Dataset content:
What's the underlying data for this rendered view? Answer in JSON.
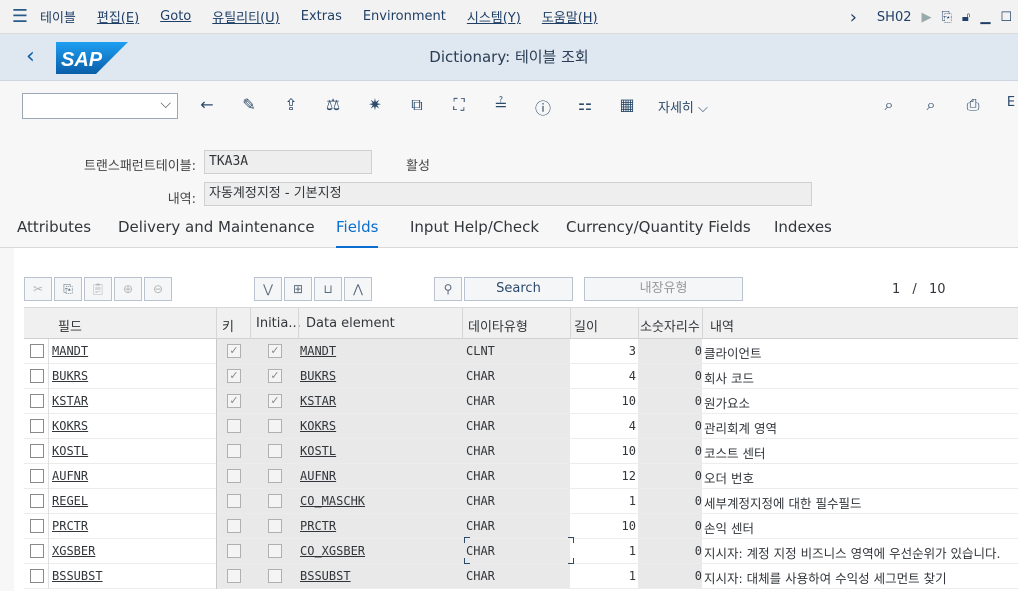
{
  "menubar": {
    "items": [
      "테이블",
      "편집(E)",
      "Goto",
      "유틸리티(U)",
      "Extras",
      "Environment",
      "시스템(Y)",
      "도움말(H)"
    ],
    "right_more": "›",
    "system_id": "SH02"
  },
  "titlebar": {
    "title": "Dictionary: 테이블 조회",
    "logo_text": "SAP",
    "brand_color": "#0a6ed1"
  },
  "toolbar": {
    "command_field_value": "",
    "detail_label": "자세히",
    "icons": [
      "back-arrow",
      "edit-pencil",
      "activate",
      "check-balance",
      "magic-wand",
      "where-used",
      "hierarchy",
      "display-object",
      "info",
      "org-chart",
      "table-grid",
      "search",
      "search-plus",
      "print",
      "exit"
    ]
  },
  "form": {
    "transparent_table_label": "트랜스패런트테이블:",
    "table_name": "TKA3A",
    "status": "활성",
    "description_label": "내역:",
    "description": "자동계정지정 - 기본지정"
  },
  "tabs": [
    {
      "label": "Attributes",
      "active": false
    },
    {
      "label": "Delivery and Maintenance",
      "active": false
    },
    {
      "label": "Fields",
      "active": true
    },
    {
      "label": "Input Help/Check",
      "active": false
    },
    {
      "label": "Currency/Quantity Fields",
      "active": false
    },
    {
      "label": "Indexes",
      "active": false
    }
  ],
  "grid_toolbar": {
    "search_label": "Search",
    "builtin_type_label": "내장유형",
    "pager_current": "1",
    "pager_sep": "/",
    "pager_total": "10"
  },
  "grid": {
    "headers": [
      "필드",
      "키",
      "Initia...",
      "Data element",
      "데이타유형",
      "길이",
      "소숫자리수",
      "내역"
    ],
    "rows": [
      {
        "field": "MANDT",
        "key": true,
        "initial": true,
        "data_element": "MANDT",
        "type": "CLNT",
        "length": "3",
        "decimals": "0",
        "description": "클라이언트"
      },
      {
        "field": "BUKRS",
        "key": true,
        "initial": true,
        "data_element": "BUKRS",
        "type": "CHAR",
        "length": "4",
        "decimals": "0",
        "description": "회사 코드"
      },
      {
        "field": "KSTAR",
        "key": true,
        "initial": true,
        "data_element": "KSTAR",
        "type": "CHAR",
        "length": "10",
        "decimals": "0",
        "description": "원가요소"
      },
      {
        "field": "KOKRS",
        "key": false,
        "initial": false,
        "data_element": "KOKRS",
        "type": "CHAR",
        "length": "4",
        "decimals": "0",
        "description": "관리회계 영역"
      },
      {
        "field": "KOSTL",
        "key": false,
        "initial": false,
        "data_element": "KOSTL",
        "type": "CHAR",
        "length": "10",
        "decimals": "0",
        "description": "코스트 센터"
      },
      {
        "field": "AUFNR",
        "key": false,
        "initial": false,
        "data_element": "AUFNR",
        "type": "CHAR",
        "length": "12",
        "decimals": "0",
        "description": "오더 번호"
      },
      {
        "field": "REGEL",
        "key": false,
        "initial": false,
        "data_element": "CO_MASCHK",
        "type": "CHAR",
        "length": "1",
        "decimals": "0",
        "description": "세부계정지정에 대한 필수필드"
      },
      {
        "field": "PRCTR",
        "key": false,
        "initial": false,
        "data_element": "PRCTR",
        "type": "CHAR",
        "length": "10",
        "decimals": "0",
        "description": "손익 센터"
      },
      {
        "field": "XGSBER",
        "key": false,
        "initial": false,
        "data_element": "CO_XGSBER",
        "type": "CHAR",
        "length": "1",
        "decimals": "0",
        "description": "지시자: 계정 지정 비즈니스 영역에 우선순위가 있습니다."
      },
      {
        "field": "BSSUBST",
        "key": false,
        "initial": false,
        "data_element": "BSSUBST",
        "type": "CHAR",
        "length": "1",
        "decimals": "0",
        "description": "지시자: 대체를 사용하여 수익성 세그먼트 찾기"
      }
    ]
  }
}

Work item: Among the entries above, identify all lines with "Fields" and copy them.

Result:
      "label": "Fields",
      "label": "Currency/Quantity Fields",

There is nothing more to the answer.